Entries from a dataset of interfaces
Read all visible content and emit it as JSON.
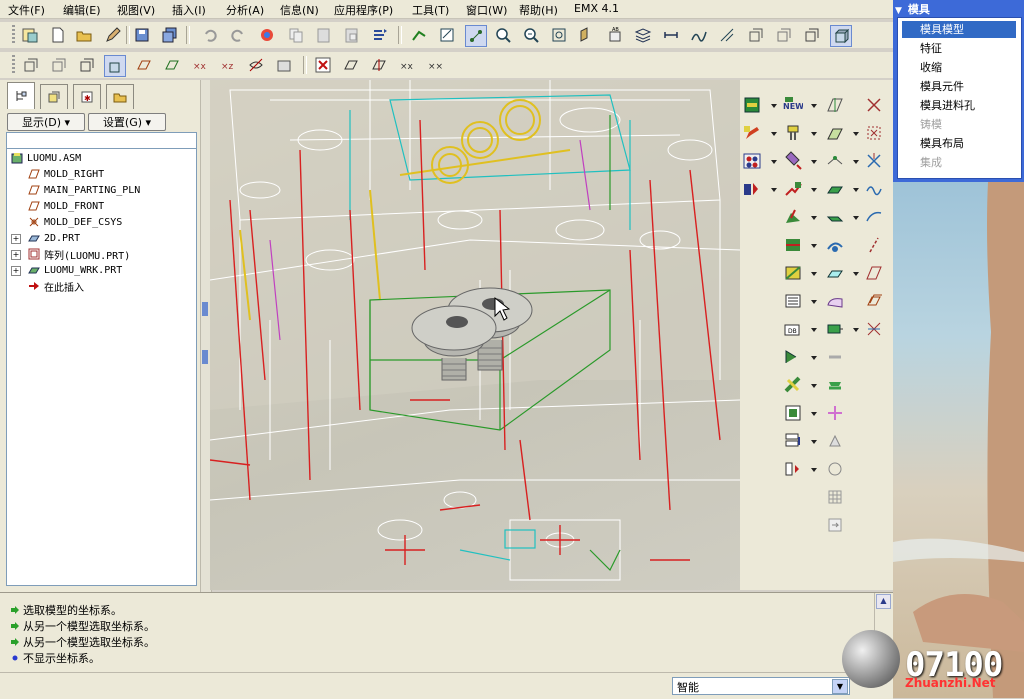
{
  "menubar": {
    "items": [
      "文件(F)",
      "编辑(E)",
      "视图(V)",
      "插入(I)",
      "分析(A)",
      "信息(N)",
      "应用程序(P)",
      "工具(T)",
      "窗口(W)",
      "帮助(H)",
      "EMX 4.1"
    ]
  },
  "left_panel": {
    "tabs": [
      "model-tree-icon",
      "layers-icon",
      "favorites-icon",
      "folder-icon"
    ],
    "show_button": "显示(D) ▾",
    "settings_button": "设置(G) ▾",
    "tree": [
      {
        "label": "LUOMU.ASM",
        "icon": "assembly-icon",
        "level": 0,
        "expandable": false
      },
      {
        "label": "MOLD_RIGHT",
        "icon": "datum-plane-icon",
        "level": 1,
        "expandable": false
      },
      {
        "label": "MAIN_PARTING_PLN",
        "icon": "datum-plane-icon",
        "level": 1,
        "expandable": false
      },
      {
        "label": "MOLD_FRONT",
        "icon": "datum-plane-icon",
        "level": 1,
        "expandable": false
      },
      {
        "label": "MOLD_DEF_CSYS",
        "icon": "csys-icon",
        "level": 1,
        "expandable": false
      },
      {
        "label": "2D.PRT",
        "icon": "part-icon",
        "level": 1,
        "expandable": true
      },
      {
        "label": "阵列(LUOMU.PRT)",
        "icon": "pattern-icon",
        "level": 1,
        "expandable": true
      },
      {
        "label": "LUOMU_WRK.PRT",
        "icon": "workpiece-icon",
        "level": 1,
        "expandable": true
      },
      {
        "label": "在此插入",
        "icon": "insert-here-arrow-icon",
        "level": 1,
        "expandable": false
      }
    ]
  },
  "messages": [
    {
      "icon": "prompt-arrow-icon",
      "text": "选取模型的坐标系。"
    },
    {
      "icon": "prompt-arrow-icon",
      "text": "从另一个模型选取坐标系。"
    },
    {
      "icon": "prompt-arrow-icon",
      "text": "从另一个模型选取坐标系。"
    },
    {
      "icon": "info-dot-icon",
      "text": "不显示坐标系。"
    }
  ],
  "status": {
    "filter": "智能"
  },
  "menu_manager": {
    "title": "模具",
    "items": [
      {
        "label": "模具模型",
        "state": "selected"
      },
      {
        "label": "特征",
        "state": "enabled"
      },
      {
        "label": "收缩",
        "state": "enabled"
      },
      {
        "label": "模具元件",
        "state": "enabled"
      },
      {
        "label": "模具进料孔",
        "state": "enabled"
      },
      {
        "label": "铸模",
        "state": "disabled"
      },
      {
        "label": "模具布局",
        "state": "enabled"
      },
      {
        "label": "集成",
        "state": "disabled"
      }
    ]
  },
  "watermark": {
    "number": "07100",
    "site": "Zhuanzhi.Net"
  },
  "colors": {
    "menu_blue": "#3d6ad8",
    "selection": "#316ac5",
    "wire_red": "#d82020",
    "wire_green": "#2a9a2a",
    "wire_yellow": "#e0c020",
    "wire_cyan": "#20c0c0",
    "wire_white": "#ffffff"
  }
}
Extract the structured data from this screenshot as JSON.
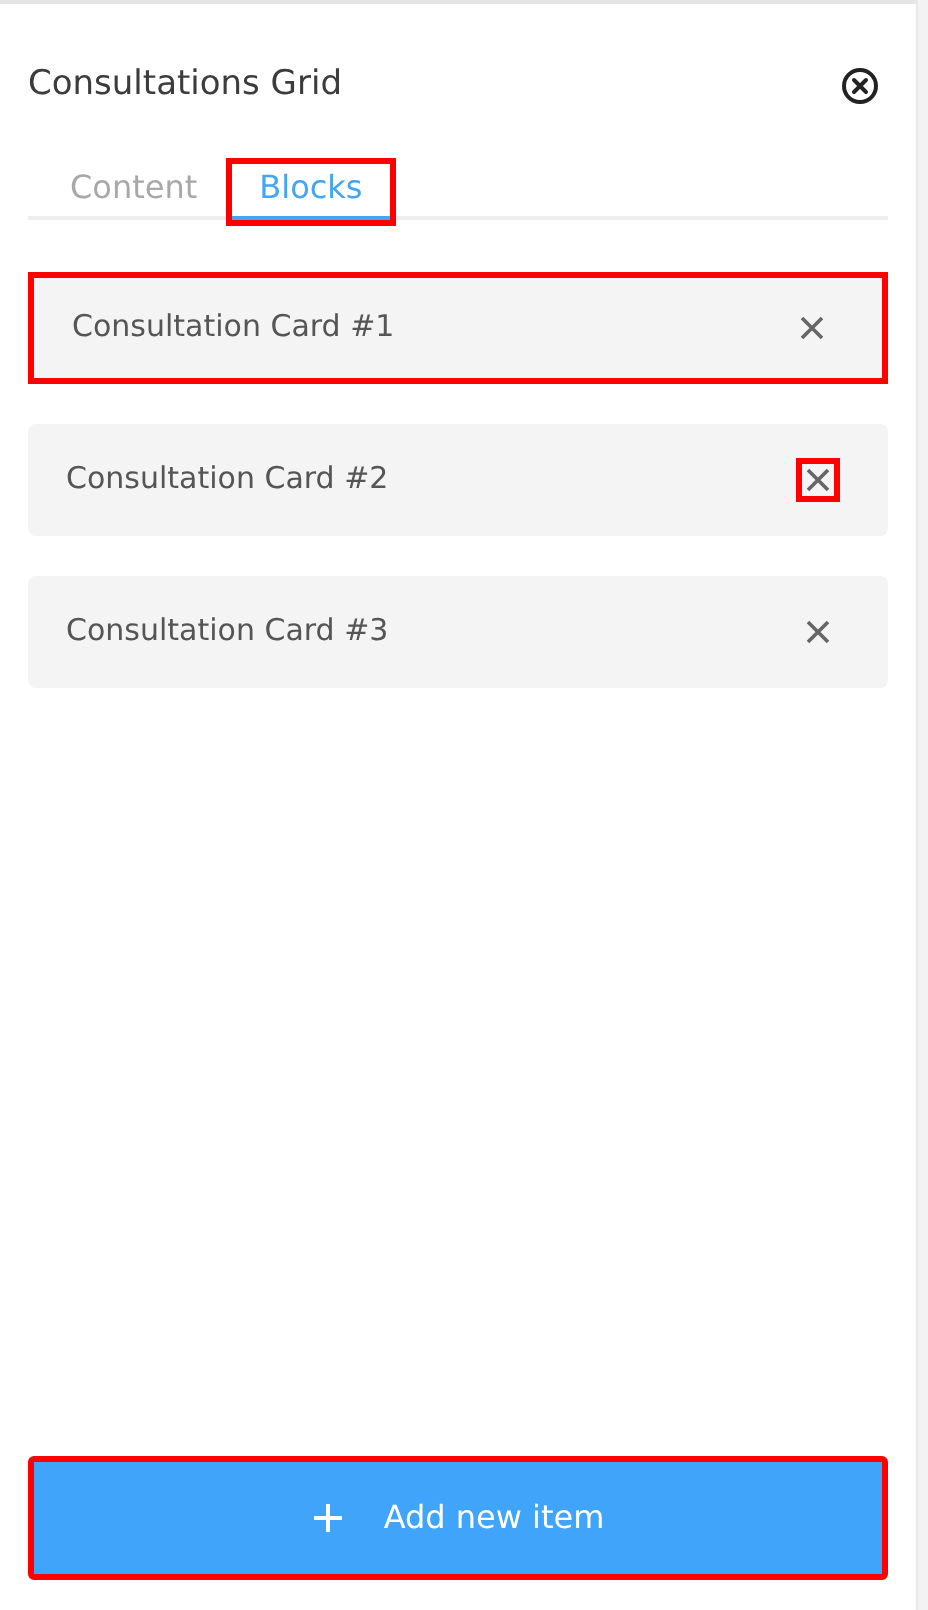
{
  "panel": {
    "title": "Consultations Grid"
  },
  "tabs": [
    {
      "label": "Content",
      "selected": false,
      "highlighted": false
    },
    {
      "label": "Blocks",
      "selected": true,
      "highlighted": true
    }
  ],
  "items": [
    {
      "label": "Consultation Card #1",
      "highlighted": true,
      "remove_highlighted": false
    },
    {
      "label": "Consultation Card #2",
      "highlighted": false,
      "remove_highlighted": true
    },
    {
      "label": "Consultation Card #3",
      "highlighted": false,
      "remove_highlighted": false
    }
  ],
  "add_button": {
    "label": "Add new item",
    "highlighted": true
  }
}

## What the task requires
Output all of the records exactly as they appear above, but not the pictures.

## Answer space
Read all visible content and emit it as JSON.
{
  "menubar": {
    "items": [
      "文件(F)",
      "编辑(E)",
      "视图(V)",
      "插入(I)",
      "分析(A)",
      "信息(N)",
      "应用程序(P)",
      "工具(T)",
      "窗口(W)",
      "帮助(H)",
      "EMX 4.1"
    ]
  },
  "left_panel": {
    "tabs": [
      "model-tree-icon",
      "layers-icon",
      "favorites-icon",
      "folder-icon"
    ],
    "show_button": "显示(D) ▾",
    "settings_button": "设置(G) ▾",
    "tree": [
      {
        "label": "LUOMU.ASM",
        "icon": "assembly-icon",
        "level": 0,
        "expandable": false
      },
      {
        "label": "MOLD_RIGHT",
        "icon": "datum-plane-icon",
        "level": 1,
        "expandable": false
      },
      {
        "label": "MAIN_PARTING_PLN",
        "icon": "datum-plane-icon",
        "level": 1,
        "expandable": false
      },
      {
        "label": "MOLD_FRONT",
        "icon": "datum-plane-icon",
        "level": 1,
        "expandable": false
      },
      {
        "label": "MOLD_DEF_CSYS",
        "icon": "csys-icon",
        "level": 1,
        "expandable": false
      },
      {
        "label": "2D.PRT",
        "icon": "part-icon",
        "level": 1,
        "expandable": true
      },
      {
        "label": "阵列(LUOMU.PRT)",
        "icon": "pattern-icon",
        "level": 1,
        "expandable": true
      },
      {
        "label": "LUOMU_WRK.PRT",
        "icon": "workpiece-icon",
        "level": 1,
        "expandable": true
      },
      {
        "label": "在此插入",
        "icon": "insert-here-arrow-icon",
        "level": 1,
        "expandable": false
      }
    ]
  },
  "messages": [
    {
      "icon": "prompt-arrow-icon",
      "text": "选取模型的坐标系。"
    },
    {
      "icon": "prompt-arrow-icon",
      "text": "从另一个模型选取坐标系。"
    },
    {
      "icon": "prompt-arrow-icon",
      "text": "从另一个模型选取坐标系。"
    },
    {
      "icon": "info-dot-icon",
      "text": "不显示坐标系。"
    }
  ],
  "status": {
    "filter": "智能"
  },
  "menu_manager": {
    "title": "模具",
    "items": [
      {
        "label": "模具模型",
        "state": "selected"
      },
      {
        "label": "特征",
        "state": "enabled"
      },
      {
        "label": "收缩",
        "state": "enabled"
      },
      {
        "label": "模具元件",
        "state": "enabled"
      },
      {
        "label": "模具进料孔",
        "state": "enabled"
      },
      {
        "label": "铸模",
        "state": "disabled"
      },
      {
        "label": "模具布局",
        "state": "enabled"
      },
      {
        "label": "集成",
        "state": "disabled"
      }
    ]
  },
  "watermark": {
    "number": "07100",
    "site": "Zhuanzhi.Net"
  },
  "colors": {
    "menu_blue": "#3d6ad8",
    "selection": "#316ac5",
    "wire_red": "#d82020",
    "wire_green": "#2a9a2a",
    "wire_yellow": "#e0c020",
    "wire_cyan": "#20c0c0",
    "wire_white": "#ffffff"
  }
}
Extract the structured data from this screenshot as JSON.
{
  "panel": {
    "title": "Consultations Grid"
  },
  "tabs": [
    {
      "label": "Content",
      "selected": false,
      "highlighted": false
    },
    {
      "label": "Blocks",
      "selected": true,
      "highlighted": true
    }
  ],
  "items": [
    {
      "label": "Consultation Card #1",
      "highlighted": true,
      "remove_highlighted": false
    },
    {
      "label": "Consultation Card #2",
      "highlighted": false,
      "remove_highlighted": true
    },
    {
      "label": "Consultation Card #3",
      "highlighted": false,
      "remove_highlighted": false
    }
  ],
  "add_button": {
    "label": "Add new item",
    "highlighted": true
  }
}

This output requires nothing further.